-- Data follows --

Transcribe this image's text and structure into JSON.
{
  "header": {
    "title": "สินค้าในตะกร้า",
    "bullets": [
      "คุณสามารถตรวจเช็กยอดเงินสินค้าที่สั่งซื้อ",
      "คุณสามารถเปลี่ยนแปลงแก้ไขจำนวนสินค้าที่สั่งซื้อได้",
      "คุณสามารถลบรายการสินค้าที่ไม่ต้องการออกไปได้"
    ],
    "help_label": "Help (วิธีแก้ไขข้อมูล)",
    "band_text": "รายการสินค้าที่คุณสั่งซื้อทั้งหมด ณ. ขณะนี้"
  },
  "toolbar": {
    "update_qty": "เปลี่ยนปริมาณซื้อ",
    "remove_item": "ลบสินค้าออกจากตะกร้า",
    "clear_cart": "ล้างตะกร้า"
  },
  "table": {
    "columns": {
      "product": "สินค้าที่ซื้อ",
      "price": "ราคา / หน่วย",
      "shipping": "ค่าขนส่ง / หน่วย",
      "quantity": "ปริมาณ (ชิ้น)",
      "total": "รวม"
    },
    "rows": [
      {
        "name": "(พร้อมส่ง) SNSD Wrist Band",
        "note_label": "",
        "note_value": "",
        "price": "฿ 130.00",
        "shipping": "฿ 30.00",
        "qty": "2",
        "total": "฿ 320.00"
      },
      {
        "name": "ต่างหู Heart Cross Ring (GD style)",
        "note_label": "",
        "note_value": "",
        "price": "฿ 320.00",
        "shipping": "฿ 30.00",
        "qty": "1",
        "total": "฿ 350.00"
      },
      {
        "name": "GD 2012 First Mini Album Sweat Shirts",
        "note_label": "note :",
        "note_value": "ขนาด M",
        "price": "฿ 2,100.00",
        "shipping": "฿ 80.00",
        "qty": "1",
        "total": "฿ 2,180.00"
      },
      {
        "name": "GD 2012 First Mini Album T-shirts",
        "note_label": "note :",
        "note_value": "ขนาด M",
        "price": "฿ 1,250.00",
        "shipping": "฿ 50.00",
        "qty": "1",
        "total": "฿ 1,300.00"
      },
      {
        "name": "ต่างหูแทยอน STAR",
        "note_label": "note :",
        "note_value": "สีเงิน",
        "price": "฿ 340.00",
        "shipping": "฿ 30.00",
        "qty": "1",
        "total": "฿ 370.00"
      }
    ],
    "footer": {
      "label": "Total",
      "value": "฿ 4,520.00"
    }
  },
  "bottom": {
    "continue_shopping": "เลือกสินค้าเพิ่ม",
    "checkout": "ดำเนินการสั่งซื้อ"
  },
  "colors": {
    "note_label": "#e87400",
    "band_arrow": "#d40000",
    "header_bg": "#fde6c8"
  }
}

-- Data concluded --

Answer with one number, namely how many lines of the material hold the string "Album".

2